I’m sure they would appreciate a brief note expressing distaste for their actions, and an ardent plea to recognize the important work these journals have done in providing a home for literature.

A Nickel for a Starving Writer?

In light of the recent meltdown of the financial sector, and with the specter of a global recession looming over our spending habits, it’s an excellent time to examine how the fallout will affect the literary world.

There’s been a few articles on this, including this one, “Will Books Be Immune to Global Recession?” Eric Chinski of FSG hopes that books will be more immune than other items: “At the end of the day, books have more long-term value than movies, music, gadgets, homes.” (Movies, yes. But homes?)

It’d be useful to analyze what happened to books during the Great Depression (more sharing, less buying) or during less extreme periods of American economic slowdowns such as the 1987 stock market crash. Also, although big-box corporate environments like B&N and Amazon are barometers for the market, they aren’t an entirely accurate reflection of the more extreme impact declining book sales might have on independent bookstores. Publishers Weekly, while taking into account how the economy has shut down some indie bookstores, actually forecasts that some new independent bookstores will do quite well.

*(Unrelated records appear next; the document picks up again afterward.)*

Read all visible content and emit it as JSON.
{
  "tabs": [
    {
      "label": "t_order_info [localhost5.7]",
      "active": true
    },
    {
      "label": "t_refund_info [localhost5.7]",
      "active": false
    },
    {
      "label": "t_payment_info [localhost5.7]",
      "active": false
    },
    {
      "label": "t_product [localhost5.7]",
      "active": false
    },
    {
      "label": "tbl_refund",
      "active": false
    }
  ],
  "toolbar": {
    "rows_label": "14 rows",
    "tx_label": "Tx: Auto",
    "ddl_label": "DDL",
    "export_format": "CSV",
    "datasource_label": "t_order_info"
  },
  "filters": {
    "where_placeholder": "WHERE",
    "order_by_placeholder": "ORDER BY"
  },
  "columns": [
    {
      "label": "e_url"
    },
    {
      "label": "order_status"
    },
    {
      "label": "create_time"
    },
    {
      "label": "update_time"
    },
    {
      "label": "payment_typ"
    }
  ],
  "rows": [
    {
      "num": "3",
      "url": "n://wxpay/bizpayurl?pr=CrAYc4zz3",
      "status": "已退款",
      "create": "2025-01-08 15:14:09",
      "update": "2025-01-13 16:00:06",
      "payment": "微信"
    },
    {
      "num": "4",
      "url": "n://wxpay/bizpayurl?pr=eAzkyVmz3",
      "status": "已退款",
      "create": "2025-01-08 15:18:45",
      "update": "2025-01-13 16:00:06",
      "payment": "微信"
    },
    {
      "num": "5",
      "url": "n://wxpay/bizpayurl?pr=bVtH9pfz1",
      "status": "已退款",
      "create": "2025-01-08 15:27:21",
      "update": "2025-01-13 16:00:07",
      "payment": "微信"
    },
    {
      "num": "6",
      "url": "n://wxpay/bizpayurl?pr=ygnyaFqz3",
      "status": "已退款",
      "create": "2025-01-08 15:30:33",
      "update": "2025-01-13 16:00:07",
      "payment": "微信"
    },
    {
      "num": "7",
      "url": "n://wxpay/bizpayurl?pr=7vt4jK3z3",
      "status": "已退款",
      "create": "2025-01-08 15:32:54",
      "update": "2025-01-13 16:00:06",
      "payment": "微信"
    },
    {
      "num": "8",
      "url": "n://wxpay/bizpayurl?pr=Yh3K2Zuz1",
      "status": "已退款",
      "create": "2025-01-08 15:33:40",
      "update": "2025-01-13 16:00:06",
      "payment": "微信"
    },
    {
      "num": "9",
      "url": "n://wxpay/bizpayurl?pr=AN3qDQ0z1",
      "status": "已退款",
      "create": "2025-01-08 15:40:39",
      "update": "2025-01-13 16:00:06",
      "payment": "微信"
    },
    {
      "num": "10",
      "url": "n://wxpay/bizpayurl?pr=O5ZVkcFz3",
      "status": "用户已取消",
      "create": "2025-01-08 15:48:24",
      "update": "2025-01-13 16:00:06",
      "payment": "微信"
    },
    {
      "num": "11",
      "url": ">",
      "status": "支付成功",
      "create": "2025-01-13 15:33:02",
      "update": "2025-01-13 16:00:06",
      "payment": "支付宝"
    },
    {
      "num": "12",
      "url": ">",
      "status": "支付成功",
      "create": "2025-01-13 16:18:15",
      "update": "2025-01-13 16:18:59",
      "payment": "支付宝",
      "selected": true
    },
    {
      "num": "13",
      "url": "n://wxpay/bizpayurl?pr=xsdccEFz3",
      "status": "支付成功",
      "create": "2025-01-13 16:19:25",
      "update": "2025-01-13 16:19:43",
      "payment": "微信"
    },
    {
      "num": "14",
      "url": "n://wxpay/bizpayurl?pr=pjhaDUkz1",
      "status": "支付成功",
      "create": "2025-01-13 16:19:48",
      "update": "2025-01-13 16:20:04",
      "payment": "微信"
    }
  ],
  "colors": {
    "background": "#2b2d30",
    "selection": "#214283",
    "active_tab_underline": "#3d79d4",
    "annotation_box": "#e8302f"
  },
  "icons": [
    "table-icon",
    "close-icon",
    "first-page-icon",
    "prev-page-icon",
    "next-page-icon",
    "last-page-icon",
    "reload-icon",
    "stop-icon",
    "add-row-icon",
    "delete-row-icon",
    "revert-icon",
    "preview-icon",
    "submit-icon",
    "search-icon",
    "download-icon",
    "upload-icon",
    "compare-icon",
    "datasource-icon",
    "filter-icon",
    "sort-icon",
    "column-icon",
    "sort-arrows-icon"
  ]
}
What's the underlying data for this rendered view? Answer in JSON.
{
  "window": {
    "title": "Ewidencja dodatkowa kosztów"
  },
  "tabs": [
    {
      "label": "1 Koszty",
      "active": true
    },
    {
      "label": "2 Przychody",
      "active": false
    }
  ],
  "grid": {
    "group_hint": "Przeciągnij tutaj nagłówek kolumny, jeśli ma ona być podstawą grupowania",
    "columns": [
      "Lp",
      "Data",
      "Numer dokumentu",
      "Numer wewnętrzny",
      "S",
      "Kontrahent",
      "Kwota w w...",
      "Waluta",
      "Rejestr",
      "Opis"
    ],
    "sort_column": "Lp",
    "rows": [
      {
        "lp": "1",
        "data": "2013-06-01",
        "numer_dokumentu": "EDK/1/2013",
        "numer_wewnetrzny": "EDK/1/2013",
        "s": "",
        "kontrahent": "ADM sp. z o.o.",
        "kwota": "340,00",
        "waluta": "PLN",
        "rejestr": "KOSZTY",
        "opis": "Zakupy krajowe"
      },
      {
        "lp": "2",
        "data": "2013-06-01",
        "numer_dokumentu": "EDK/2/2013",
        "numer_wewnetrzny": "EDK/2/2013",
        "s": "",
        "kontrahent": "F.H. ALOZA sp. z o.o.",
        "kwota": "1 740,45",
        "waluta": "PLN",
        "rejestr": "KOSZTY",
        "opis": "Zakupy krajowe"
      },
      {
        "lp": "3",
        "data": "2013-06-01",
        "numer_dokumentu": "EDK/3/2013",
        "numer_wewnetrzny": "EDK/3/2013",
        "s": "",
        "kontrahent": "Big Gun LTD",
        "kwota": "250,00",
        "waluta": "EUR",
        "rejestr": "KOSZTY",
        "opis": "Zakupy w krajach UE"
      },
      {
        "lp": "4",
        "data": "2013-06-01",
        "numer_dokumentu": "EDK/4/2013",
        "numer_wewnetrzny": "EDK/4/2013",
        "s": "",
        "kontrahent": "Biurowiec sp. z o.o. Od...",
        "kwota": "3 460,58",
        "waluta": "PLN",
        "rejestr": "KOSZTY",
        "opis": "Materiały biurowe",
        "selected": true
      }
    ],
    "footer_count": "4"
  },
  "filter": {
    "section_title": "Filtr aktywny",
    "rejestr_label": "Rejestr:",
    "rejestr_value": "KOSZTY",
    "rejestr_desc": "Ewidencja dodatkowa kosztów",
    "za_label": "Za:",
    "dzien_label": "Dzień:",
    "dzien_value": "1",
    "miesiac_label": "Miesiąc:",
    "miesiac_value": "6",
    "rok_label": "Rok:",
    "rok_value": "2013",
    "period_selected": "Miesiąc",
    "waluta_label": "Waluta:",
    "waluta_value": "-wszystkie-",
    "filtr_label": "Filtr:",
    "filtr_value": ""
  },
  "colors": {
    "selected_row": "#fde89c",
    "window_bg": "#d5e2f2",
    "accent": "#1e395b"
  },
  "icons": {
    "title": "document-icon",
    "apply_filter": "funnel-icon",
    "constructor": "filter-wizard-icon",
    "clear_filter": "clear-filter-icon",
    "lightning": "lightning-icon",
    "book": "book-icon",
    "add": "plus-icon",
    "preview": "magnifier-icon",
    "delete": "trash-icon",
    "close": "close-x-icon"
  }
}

I doubt that the rare books market will suffer as much as the mass online pharmacy for sale market. Self-help books will probably actually see a boom, while more literary titles might take a hit. There’s also this interesting forum on how a recession will affect academic publishing.

It’s a perfect storm of events for a new author — not only trying to promote a book by [their] unknown name, but to cajole people to spend money when people are scrimping rather than tossing out largesses. Galleycat offers this video with Jay McInerney on what the recession means for writers.

Critical Mass points us to a wiki designed to examine another facet of literary culture — that of arts funding — which typically gets cut under fiscal duress.

Might this financial crisis lead to an expansion of the digital literary market?

How can freelancers deal with the recession? (via Galleycat)

UPDATE: Jacket Copy reports via ReadySteadyBook that the global downturn has at least driven up sales of one book:

Over in Germany, one publisher has found that the current financial crisis has made Karl Marx fashionable again. The BBC reports that “publisher Karl-Dietz said it sold 1,500 copies of Das Kapital this year — up from the 200 it usually sells annually.”